*** Opening The data ***

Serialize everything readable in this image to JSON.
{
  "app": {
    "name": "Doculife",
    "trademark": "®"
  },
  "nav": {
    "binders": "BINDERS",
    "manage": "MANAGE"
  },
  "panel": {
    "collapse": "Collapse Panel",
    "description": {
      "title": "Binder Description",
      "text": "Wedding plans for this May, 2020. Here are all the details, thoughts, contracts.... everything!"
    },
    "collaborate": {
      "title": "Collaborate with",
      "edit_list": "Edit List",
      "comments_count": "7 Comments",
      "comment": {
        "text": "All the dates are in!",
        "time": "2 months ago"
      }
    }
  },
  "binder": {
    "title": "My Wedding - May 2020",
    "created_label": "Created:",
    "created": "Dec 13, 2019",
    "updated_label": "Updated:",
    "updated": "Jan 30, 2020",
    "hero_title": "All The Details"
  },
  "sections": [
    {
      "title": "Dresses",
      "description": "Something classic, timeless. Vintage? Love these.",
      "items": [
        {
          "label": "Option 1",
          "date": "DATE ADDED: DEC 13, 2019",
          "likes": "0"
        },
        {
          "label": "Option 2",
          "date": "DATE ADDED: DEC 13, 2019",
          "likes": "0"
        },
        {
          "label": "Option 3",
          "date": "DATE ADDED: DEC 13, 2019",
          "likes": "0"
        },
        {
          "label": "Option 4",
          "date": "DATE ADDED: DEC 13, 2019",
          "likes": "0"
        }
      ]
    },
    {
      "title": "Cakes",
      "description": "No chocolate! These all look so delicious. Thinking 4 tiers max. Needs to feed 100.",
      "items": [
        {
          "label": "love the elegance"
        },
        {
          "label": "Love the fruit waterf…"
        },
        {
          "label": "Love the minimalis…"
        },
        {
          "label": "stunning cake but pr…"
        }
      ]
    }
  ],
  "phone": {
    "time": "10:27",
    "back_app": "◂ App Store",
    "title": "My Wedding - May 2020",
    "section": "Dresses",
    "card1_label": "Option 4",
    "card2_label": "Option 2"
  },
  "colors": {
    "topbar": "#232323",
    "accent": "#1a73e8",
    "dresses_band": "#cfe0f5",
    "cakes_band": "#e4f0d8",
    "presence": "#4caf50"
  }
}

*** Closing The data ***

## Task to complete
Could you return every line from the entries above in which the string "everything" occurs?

## Result of this exercise
Serialize everything readable in this image to JSON.
      "text": "Wedding plans for this May, 2020. Here are all the details, thoughts, contracts.... everything!"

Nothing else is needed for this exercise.